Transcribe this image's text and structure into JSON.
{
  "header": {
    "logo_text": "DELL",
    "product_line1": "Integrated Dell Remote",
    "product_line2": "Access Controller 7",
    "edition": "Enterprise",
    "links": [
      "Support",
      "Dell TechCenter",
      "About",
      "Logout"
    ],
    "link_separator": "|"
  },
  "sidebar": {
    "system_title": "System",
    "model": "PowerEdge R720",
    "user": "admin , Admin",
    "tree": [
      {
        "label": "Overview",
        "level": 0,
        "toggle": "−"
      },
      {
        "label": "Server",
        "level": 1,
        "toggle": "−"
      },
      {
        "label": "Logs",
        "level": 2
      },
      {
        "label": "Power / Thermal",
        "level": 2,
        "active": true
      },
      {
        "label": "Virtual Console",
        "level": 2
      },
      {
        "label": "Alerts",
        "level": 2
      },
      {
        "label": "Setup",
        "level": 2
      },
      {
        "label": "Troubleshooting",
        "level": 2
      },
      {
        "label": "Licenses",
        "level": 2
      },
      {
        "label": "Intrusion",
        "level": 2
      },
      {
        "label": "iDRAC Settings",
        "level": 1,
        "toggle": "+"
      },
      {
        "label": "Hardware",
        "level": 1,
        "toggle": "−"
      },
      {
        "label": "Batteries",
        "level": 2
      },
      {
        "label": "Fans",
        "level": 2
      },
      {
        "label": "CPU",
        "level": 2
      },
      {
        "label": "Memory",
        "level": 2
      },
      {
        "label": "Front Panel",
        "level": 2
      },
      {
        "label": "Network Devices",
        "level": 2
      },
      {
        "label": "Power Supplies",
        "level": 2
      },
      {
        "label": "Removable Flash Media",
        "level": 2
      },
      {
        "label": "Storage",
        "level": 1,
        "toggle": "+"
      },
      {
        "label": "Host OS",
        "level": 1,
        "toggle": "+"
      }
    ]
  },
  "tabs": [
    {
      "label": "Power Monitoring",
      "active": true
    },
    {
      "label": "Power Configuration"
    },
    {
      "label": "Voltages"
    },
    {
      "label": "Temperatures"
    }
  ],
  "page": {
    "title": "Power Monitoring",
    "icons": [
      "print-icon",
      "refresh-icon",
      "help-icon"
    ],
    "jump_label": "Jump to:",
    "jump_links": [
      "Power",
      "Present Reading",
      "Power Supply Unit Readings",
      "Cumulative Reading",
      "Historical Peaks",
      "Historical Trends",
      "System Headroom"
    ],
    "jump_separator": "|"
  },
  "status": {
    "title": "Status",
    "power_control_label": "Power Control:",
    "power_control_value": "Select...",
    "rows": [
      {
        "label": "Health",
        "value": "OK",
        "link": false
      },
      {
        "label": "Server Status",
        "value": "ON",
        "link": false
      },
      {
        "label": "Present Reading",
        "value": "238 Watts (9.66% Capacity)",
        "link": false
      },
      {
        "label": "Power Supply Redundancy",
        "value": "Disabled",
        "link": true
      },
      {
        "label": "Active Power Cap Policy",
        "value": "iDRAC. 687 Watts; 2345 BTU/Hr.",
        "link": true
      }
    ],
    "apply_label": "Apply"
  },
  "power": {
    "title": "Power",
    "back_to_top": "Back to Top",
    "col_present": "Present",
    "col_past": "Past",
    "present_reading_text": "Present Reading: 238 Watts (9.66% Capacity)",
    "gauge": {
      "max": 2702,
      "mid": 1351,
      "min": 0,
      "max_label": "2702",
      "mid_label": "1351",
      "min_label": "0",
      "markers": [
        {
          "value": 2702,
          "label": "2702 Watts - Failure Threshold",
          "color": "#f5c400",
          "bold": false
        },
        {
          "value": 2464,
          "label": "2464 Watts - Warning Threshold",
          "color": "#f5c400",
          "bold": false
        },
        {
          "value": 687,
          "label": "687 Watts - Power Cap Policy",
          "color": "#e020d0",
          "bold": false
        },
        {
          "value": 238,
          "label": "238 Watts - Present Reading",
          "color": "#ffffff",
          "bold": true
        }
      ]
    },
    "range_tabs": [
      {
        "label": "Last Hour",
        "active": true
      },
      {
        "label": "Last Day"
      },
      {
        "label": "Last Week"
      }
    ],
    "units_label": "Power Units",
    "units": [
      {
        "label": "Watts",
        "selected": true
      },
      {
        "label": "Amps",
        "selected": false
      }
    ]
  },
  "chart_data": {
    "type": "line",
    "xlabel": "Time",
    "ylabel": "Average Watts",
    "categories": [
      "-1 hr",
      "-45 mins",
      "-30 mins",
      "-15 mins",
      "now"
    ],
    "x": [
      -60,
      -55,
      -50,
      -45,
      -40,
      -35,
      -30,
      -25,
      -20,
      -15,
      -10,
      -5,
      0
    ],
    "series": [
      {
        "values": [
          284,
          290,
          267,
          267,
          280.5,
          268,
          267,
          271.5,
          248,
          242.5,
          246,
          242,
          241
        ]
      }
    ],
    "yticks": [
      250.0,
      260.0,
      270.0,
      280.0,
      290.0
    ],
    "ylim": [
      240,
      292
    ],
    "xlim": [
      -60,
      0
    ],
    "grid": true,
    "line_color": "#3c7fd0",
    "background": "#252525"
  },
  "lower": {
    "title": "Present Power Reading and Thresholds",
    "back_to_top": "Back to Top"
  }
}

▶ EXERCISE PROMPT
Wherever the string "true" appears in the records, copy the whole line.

▶ RESULT OF THE EXERCISE
        "active": true
      "active": true
        "link": true
        "link": true
          "bold": true
        "active": true
        "selected": true
    "grid": true,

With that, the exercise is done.